That said, more needs to be done to research this issue since three hundred people is not a large enough sample from which we can make the sound conclusions necessary for an action plan. 



Update on Child Support Information in NY State -- 2021
February 12, 2021

A child must be supported by their parents until the child turns 21.

If the child lives with one parent over the other, the parent who resides with the child is considered the custodial parent. Child support is a right that belongs to the custodial parent and it does not matter if the custodial parent has funds of their own. Child support is determined by the Supreme Court in a divorce action or by Family court if the parties are not married. The parties can also agree to the amount of child support but the agreement must be formal or the court may not accept it.

And child support is determined through a statue called the Child Support Standards Act. This guideline helps to calculate the "basic" child support obligation amount that the noncustodial parent pays in child support.

Settle if Possible!
April 3, 2017

I read an interesting article about how divorces are handled in Israel. It was initially written by John R Ellison and was published in the Harvard Business review on January to February 1990. The article had to do with our adversarial system in NY Divorce and in other states in America.  In the adversary system the idea in divorces is that aggressive representation will result in a good finding of the truth. Unfortunately in New York divorce cases it is often the case that this system fails when couples are of little means. The judicial system is now encouraging more efficient ways of dealing with divorces and family disputes. There are other options other than going to court such as mediation and collaborative divorces. In the case described in the article it was discussed that one wife wanted a divorce but her mother-in-law was pestering her. The court in Israel thought about it and ordered that the husband purchase a ladder so that when the wife wanted to avoid her mother-in-law the latter was available for her to leave. While the result was interesting, the premise behind it is more interesting.

Choose a lawyer who is bent on settling your case rather than a lawyer who wants to litigate. The last resort should be #family #law #litigation and #trial.  Most judges in New York County on #divorce cases urge this when litigants appear in their court room. They won't necessarily direct the parties to buy a ladder, but they are wise enough to encourage the litigants to settle out of court and are sensitive to the needs of the party's inability to pay for expensive procedures such as independent psychiatric evaluations, attorneys for children and the like.  But sometimes one party or the other drives litigation with unnecessary motions and demands of the court.
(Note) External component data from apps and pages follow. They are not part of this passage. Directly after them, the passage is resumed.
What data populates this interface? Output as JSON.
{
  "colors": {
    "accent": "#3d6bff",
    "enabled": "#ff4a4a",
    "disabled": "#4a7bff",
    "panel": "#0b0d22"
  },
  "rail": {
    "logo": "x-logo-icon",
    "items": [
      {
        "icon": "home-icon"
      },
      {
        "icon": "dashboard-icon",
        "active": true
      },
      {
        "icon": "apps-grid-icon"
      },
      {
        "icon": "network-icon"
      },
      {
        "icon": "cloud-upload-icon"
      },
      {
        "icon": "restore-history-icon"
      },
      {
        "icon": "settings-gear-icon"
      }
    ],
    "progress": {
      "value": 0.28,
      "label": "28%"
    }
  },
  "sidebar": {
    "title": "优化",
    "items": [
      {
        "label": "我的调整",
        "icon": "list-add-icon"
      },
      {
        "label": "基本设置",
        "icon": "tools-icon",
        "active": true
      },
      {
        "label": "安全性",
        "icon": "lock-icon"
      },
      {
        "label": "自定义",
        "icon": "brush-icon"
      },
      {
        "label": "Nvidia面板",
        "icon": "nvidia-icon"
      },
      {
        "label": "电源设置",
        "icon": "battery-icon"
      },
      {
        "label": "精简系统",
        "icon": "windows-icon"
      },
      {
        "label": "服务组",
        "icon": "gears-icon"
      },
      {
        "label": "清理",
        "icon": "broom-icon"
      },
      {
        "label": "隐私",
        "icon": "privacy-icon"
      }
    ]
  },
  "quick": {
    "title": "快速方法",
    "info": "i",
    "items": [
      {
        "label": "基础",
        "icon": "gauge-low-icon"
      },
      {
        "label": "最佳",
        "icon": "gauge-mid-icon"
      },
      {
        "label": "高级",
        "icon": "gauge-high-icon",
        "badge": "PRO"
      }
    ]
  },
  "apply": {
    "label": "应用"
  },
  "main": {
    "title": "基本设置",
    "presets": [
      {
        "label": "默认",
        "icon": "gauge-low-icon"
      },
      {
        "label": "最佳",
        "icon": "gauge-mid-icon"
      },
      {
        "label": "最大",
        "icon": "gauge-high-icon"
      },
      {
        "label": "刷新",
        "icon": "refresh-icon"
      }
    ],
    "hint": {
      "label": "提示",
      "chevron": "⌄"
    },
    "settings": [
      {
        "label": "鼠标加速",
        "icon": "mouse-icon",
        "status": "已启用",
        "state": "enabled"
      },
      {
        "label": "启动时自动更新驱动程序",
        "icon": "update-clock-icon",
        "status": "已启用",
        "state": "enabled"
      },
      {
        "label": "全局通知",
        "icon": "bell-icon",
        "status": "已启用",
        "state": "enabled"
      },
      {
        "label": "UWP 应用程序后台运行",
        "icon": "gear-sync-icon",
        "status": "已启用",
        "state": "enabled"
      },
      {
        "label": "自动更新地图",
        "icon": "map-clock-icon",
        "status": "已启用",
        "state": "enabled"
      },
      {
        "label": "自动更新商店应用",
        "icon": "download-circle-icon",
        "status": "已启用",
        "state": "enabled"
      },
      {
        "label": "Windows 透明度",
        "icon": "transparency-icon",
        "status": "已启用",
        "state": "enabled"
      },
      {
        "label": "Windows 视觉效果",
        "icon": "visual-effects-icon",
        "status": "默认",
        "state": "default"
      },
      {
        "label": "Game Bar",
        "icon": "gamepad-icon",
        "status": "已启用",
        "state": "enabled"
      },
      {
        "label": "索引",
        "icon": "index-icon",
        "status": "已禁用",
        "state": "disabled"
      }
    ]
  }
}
And under our system of law the litigants are entitled to a fair discovery of assets and a fair discovery of the facts from the other side.  Sometimes the litigant needs judicial help to enforce Orders and the like.  Most cases that end up in Court are high net worth cases such that the courts are bound to hear arguments from both sides. Further,  when there are serious allegations or any allegations for that matter involving custodial Arrangements of the parties and children,  especially when issues are raised as to Fitness of the parties drug use or mental illness. the case ends up in Court and the Courts need advise in parsing expert psychological facts gleaned from expert reports that are filled with medical jargon.
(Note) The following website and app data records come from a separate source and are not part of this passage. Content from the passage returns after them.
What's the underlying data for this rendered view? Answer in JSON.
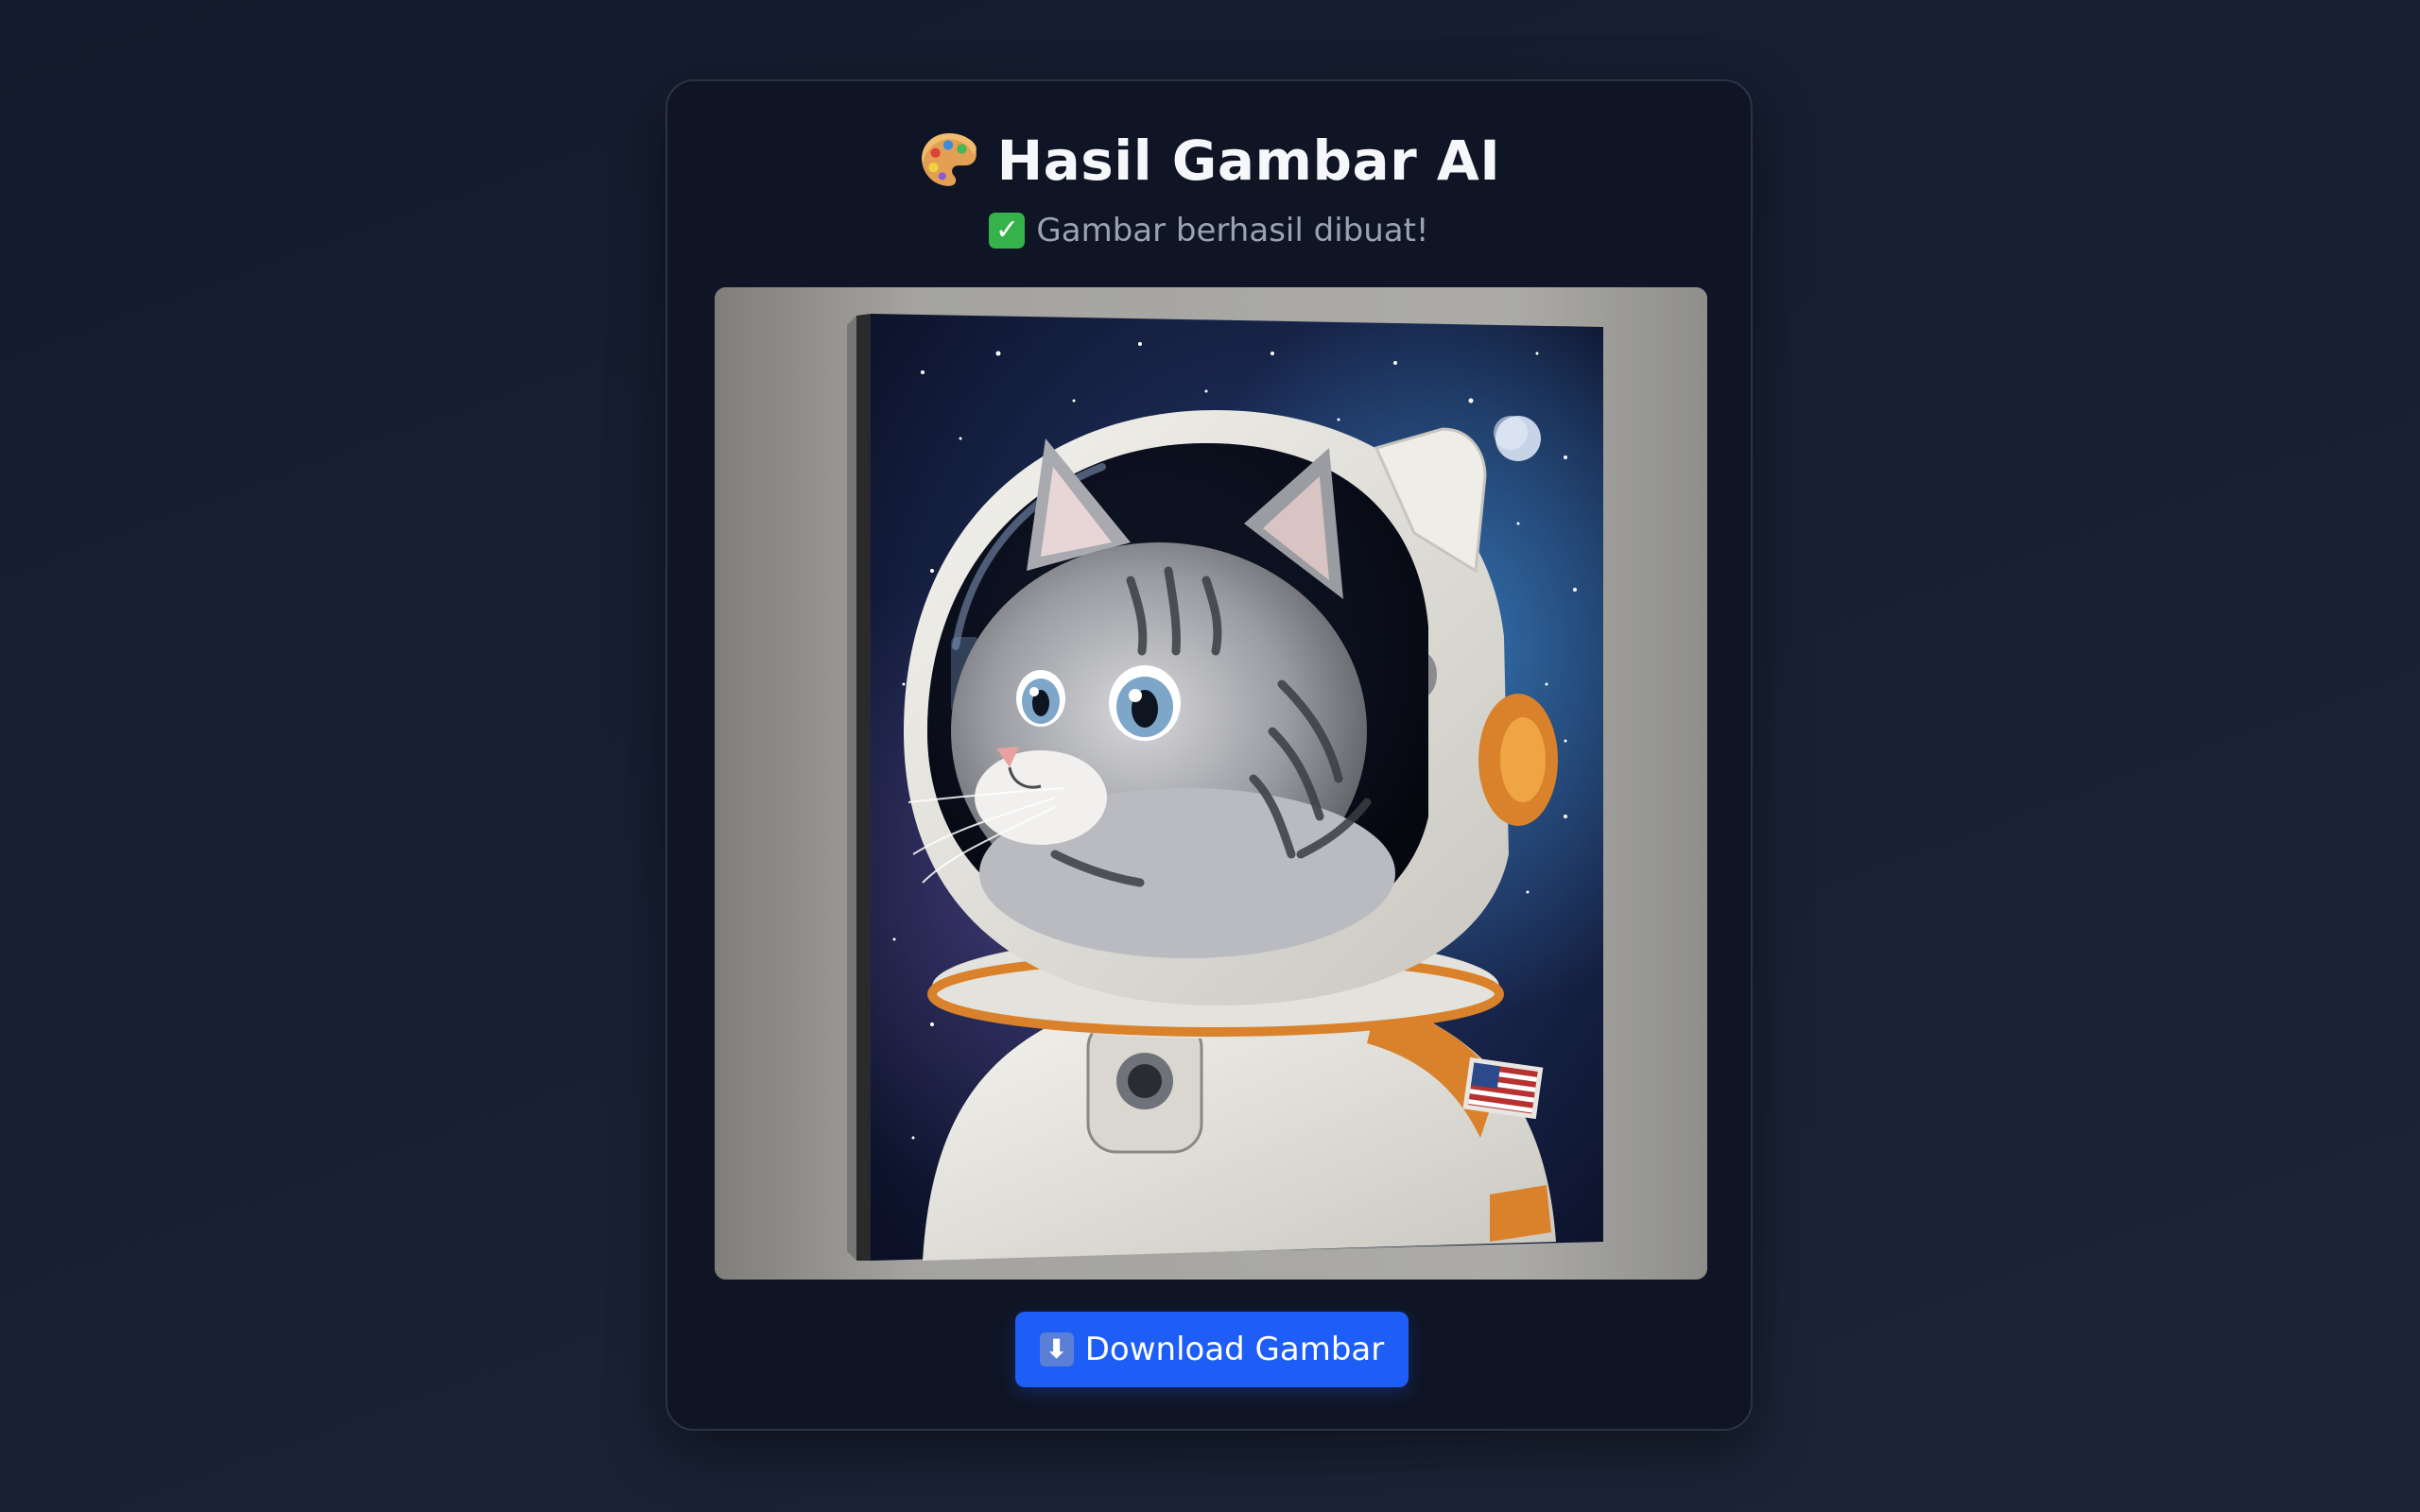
{
  "header": {
    "title": "Hasil Gambar AI",
    "title_icon": "palette-icon",
    "status": "Gambar berhasil dibuat!",
    "status_icon": "check-mark-icon"
  },
  "result_image": {
    "subject": "astronaut-cat-canvas"
  },
  "actions": {
    "download_label": "Download Gambar",
    "download_icon": "download-arrow-icon"
  },
  "colors": {
    "background": "#151d2e",
    "card": "#0f1524",
    "accent": "#1e5ef7",
    "success": "#36b24a"
  }
}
The lesson to be learned is to exhaust all remedies out of cout before resorting to judicial intervention. And if all else fails then hire a NYdivorcelawyer who is experienced, wise, well respected amongst her or his peers and Judges, knows the law, and is #trial savy.

Article by your #NYdivorcelawyer #Lisa Beth Older